By Dr Paul Freinkel
If systems are forever evolving into more complex adaptive integrated wholes, the same underlying principles of organization should apply in its own way at each of Kriel's levels of complexity mentioned above. Systems interact, share and record information within an environment and evolve higher levels of order. This holds true within the level of Material Systems. For example sodium metal when placed in water will react violently to displace hydrogen from the water molecule and will bind with oxygen to form a stable system of sodium hydroxide. Information has been exchanged between atoms (communication has taken place) and molecular conformation has changed (the system has adapted). The reaction releases heat thus increasing its entropy. Should enough sodium be present the heat released from the reaction will ignite the released hydrogen and a meta-system within the level of Material Systems will have developed. Each element has exchanged information, acted according to its nature and a new system has potentially, if momentarily, emerged. Chemical elements exchange information, react, and combine for infinitely more complex Living (Material) Systems to emerge such as cells11 . These cells then interact, exchange entropy through metabolism of other cells, communicate with self and other cells within an ecosystem and thus form the foundation for another infinitely more complex Conscious (Living Material) System for example the human body13 . The same applies for the complex organization of human social systems in that they are reliant on food, fuel, interaction and communication. It seems that communication, interaction in an environment and entropy exchange are the means of holism applicable to all 4 levels of organization from material systems all the way through to self-conscious (living material) systems. They are the same processes that take place in spontaneous system organization and holistic emergence, each according to its level's specific complexity.

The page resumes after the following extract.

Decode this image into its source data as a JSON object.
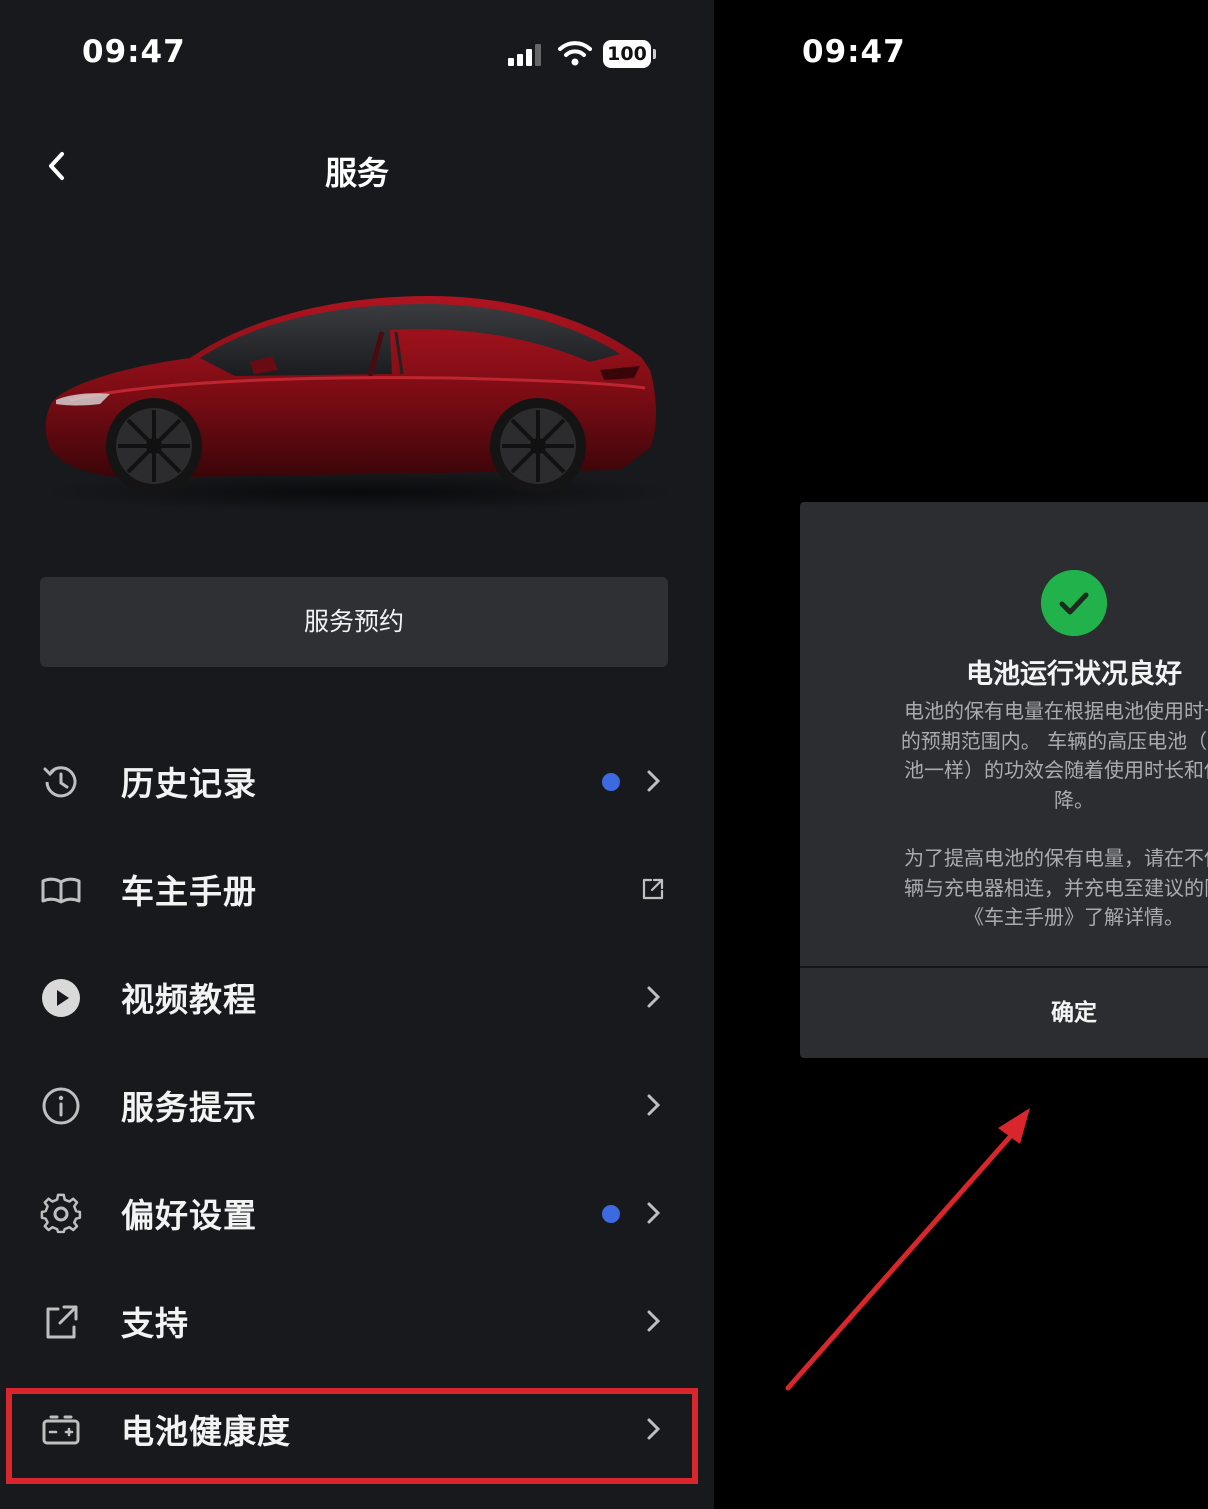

The study of each level therefore also lends itself to different disciplinary approaches. For instance human consciousness is studied through the (often related) disciplines of psychology, religion, philosophy and mysticism while the material system is studied through physics and related disciplines. What is interesting to note is that often a principle or law of nature developed for one level of complexity in a specific discipline applies equally well to another given the context of the complexity of the level. Newton's law of inertia, stating that a body at rest tends to remain at rest unless acted upon by an unequal force, was developed to describe a material system, yet applies equally well to self conscious systems. It helps to understand nicotine addiction and why people (in my anecdotal experience as a general practitioner) continue to smoke in spite of the knowledge of the grave associated health risks yet stop after experiencing a myocardial infarction; or on the socio-behavioral level, the phenomenon that sexually active adolescents in the HIV / AIDS pandemic in Kwa-Zulu South Africa, like in other populations14 , modify their sexual behaviour according to their perceived risk and perceived susceptibility to HIV infection15 . The habit (inertia) is modified by an external force (risk of disease). While the following statement is inductive and therefore by definition qualified, within the context of holism, principles and disciplinary approaches at one level of organizational complexity may be used to understand the dynamics of other levels as well. This idea proves useful in laying groundwork for understanding the interaction of apparently disparate complex systems.

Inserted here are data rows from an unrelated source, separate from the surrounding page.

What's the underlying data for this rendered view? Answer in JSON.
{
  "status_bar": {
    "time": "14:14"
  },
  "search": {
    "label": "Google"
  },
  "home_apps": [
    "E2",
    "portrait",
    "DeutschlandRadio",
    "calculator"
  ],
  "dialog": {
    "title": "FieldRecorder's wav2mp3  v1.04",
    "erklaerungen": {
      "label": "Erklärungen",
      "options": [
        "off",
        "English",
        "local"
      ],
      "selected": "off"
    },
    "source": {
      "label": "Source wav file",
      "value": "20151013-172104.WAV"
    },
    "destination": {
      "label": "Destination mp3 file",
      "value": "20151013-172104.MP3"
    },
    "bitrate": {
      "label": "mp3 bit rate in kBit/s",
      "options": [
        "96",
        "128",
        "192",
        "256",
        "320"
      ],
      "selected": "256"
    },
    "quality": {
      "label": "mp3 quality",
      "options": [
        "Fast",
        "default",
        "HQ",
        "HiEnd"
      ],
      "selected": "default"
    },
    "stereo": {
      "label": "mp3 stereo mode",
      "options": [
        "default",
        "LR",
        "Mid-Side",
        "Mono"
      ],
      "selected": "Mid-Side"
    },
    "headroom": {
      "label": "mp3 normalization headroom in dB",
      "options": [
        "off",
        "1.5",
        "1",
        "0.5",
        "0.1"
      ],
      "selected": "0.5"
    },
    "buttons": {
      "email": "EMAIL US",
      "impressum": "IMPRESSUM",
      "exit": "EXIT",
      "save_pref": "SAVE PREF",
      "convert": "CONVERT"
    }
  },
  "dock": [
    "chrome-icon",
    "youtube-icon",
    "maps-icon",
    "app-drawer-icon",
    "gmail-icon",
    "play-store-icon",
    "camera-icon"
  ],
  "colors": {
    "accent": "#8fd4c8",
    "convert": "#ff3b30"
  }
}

In the field of mind-body medicine the terminology for the study of mind takes place within the disciplines of philosophy, mysticism and psychology; whereas the body is traditionally approached in the mainly reductionist context of bio-molecular medicine. Both disciplines are describing interacting complex systems and should be understood in the context of the other. One can no longer understand disease solely as a bio-molecular malfunctioning at a cellular level within an organ or organ system4 because there is mounting body of medical evidence to support "mind-body" interventions (relaxation, visualization, cognitive therapy and meditation) as outcome modifying therapies.16 Parallel meditation as a therapy to the same understanding of the sage Shimon son of Raban Gamliel who said 2000 years ago, "All my days I have grown up amongst the sages and have found nothing better for the body than silence.dtml-var "cite('17','6')">

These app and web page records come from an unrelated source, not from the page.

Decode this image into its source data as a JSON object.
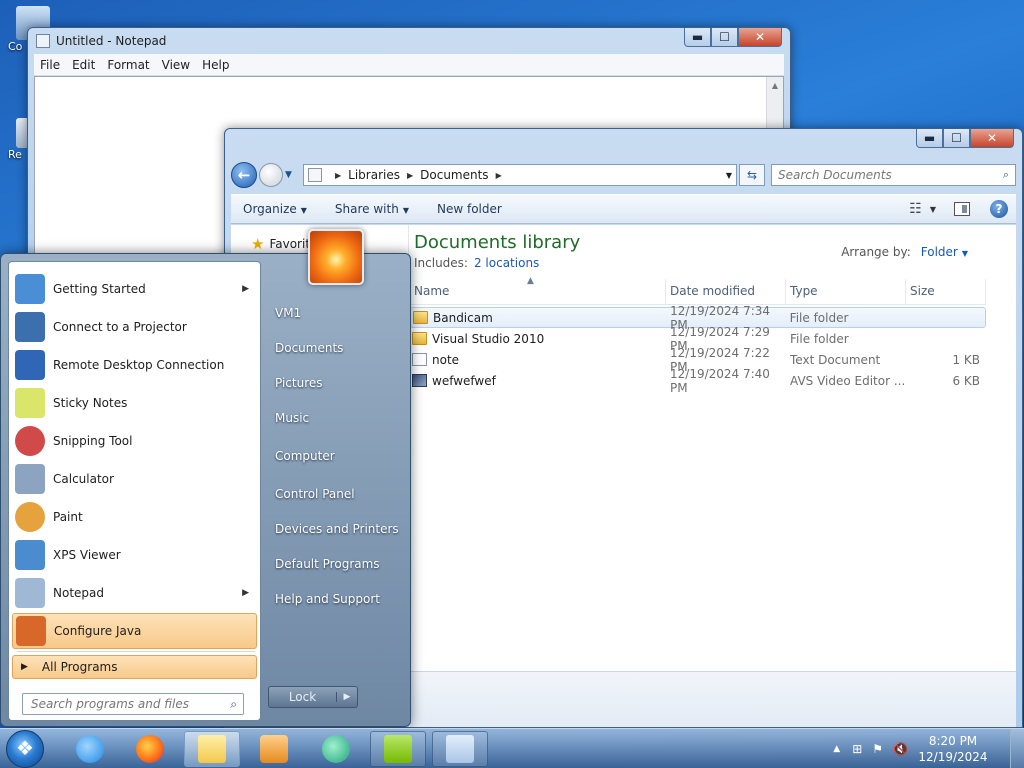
{
  "desktop": {
    "icons": [
      {
        "label": "Co",
        "icon": "computer-icon"
      },
      {
        "label": "Re",
        "icon": "recycle-bin-icon"
      }
    ]
  },
  "notepad": {
    "title": "Untitled - Notepad",
    "menu": [
      "File",
      "Edit",
      "Format",
      "View",
      "Help"
    ],
    "controls": {
      "minimize": "▬",
      "maximize": "☐",
      "close": "✕"
    }
  },
  "explorer": {
    "breadcrumb": [
      "Libraries",
      "Documents"
    ],
    "search_placeholder": "Search Documents",
    "toolbar": {
      "organize": "Organize",
      "share_with": "Share with",
      "new_folder": "New folder"
    },
    "nav": {
      "favorites": "Favorit"
    },
    "library": {
      "title": "Documents library",
      "includes_label": "Includes:",
      "locations_link": "2 locations",
      "arrange_label": "Arrange by:",
      "arrange_value": "Folder"
    },
    "columns": {
      "name": "Name",
      "date": "Date modified",
      "type": "Type",
      "size": "Size"
    },
    "files": [
      {
        "name": "Bandicam",
        "date": "12/19/2024 7:34 PM",
        "type": "File folder",
        "size": "",
        "icon": "folder-icon",
        "selected": true
      },
      {
        "name": "Visual Studio 2010",
        "date": "12/19/2024 7:29 PM",
        "type": "File folder",
        "size": "",
        "icon": "folder-icon",
        "selected": false
      },
      {
        "name": "note",
        "date": "12/19/2024 7:22 PM",
        "type": "Text Document",
        "size": "1 KB",
        "icon": "text-file-icon",
        "selected": false
      },
      {
        "name": "wefwefwef",
        "date": "12/19/2024 7:40 PM",
        "type": "AVS Video Editor ...",
        "size": "6 KB",
        "icon": "video-file-icon",
        "selected": false
      }
    ]
  },
  "start_menu": {
    "programs": [
      {
        "label": "Getting Started",
        "has_submenu": true,
        "color": "#4a8fd6"
      },
      {
        "label": "Connect to a Projector",
        "has_submenu": false,
        "color": "#3b6fae"
      },
      {
        "label": "Remote Desktop Connection",
        "has_submenu": false,
        "color": "#2f66b6"
      },
      {
        "label": "Sticky Notes",
        "has_submenu": false,
        "color": "#d9e66a"
      },
      {
        "label": "Snipping Tool",
        "has_submenu": false,
        "color": "#d14a4a"
      },
      {
        "label": "Calculator",
        "has_submenu": false,
        "color": "#8ca3c2"
      },
      {
        "label": "Paint",
        "has_submenu": false,
        "color": "#e6a23c"
      },
      {
        "label": "XPS Viewer",
        "has_submenu": false,
        "color": "#4b8ccf"
      },
      {
        "label": "Notepad",
        "has_submenu": true,
        "color": "#9fb8d6"
      },
      {
        "label": "Configure Java",
        "has_submenu": false,
        "color": "#d8672a"
      }
    ],
    "all_programs": "All Programs",
    "search_placeholder": "Search programs and files",
    "right_links": [
      "VM1",
      "Documents",
      "Pictures",
      "Music",
      "Computer",
      "Control Panel",
      "Devices and Printers",
      "Default Programs",
      "Help and Support"
    ],
    "lock_label": "Lock"
  },
  "taskbar": {
    "clock_time": "8:20 PM",
    "clock_date": "12/19/2024",
    "apps": [
      {
        "icon": "internet-explorer-icon",
        "color": "#1e88e5"
      },
      {
        "icon": "firefox-icon",
        "color": "#ff6a13"
      },
      {
        "icon": "windows-explorer-icon",
        "color": "#f2c84b"
      },
      {
        "icon": "media-player-icon",
        "color": "#e58a1f"
      },
      {
        "icon": "bandicam-icon",
        "color": "#1fa37a"
      },
      {
        "icon": "nvidia-icon",
        "color": "#76b900"
      },
      {
        "icon": "notepad-icon",
        "color": "#a9c6e8"
      }
    ]
  }
}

Furthermore the conventional approach to pathology can also be understood in terms of the breakdown of the principles of organization described above. Using classical myocardial infarction as an example, where multiple intersystemic interaction such as chronic hypercholesterolemia, hypertension, cigarette smoking and psychosocial factors combine to cause critical decrease in the blood supply to and ultimately death of heart muscle and possibly the human system18 . The decrease in blood supply cuts off oxygen required for metabolism (entropy change) and the resultant infarction often breaks down the conduction system causing arrhythmias and possibly failure and death. Thus there is a breakdown in communication constituent parts, a breakdown in inter and intra-systemic regulation as well as changes to the way entropy is shared and directed. The organizational processes are thus disturbed.
Within the context of psychopathology, aggressive tendencies in some men have been associated with stronger immunity19 (immunity being a complex adaptive system used by the body to maintain its own organization). This suggests that aggression may be understood as increasing entropy and creating disorder in order to maintain the perpetrator's own equilibrium.
The processes of Holism and its counterpart, Disorganization are present at all levels of complexity within the organism from the material to the self conscious. An inter-systemic interdisciplinary approach is tremendously helpful in understanding health, the body and the mind-body interaction.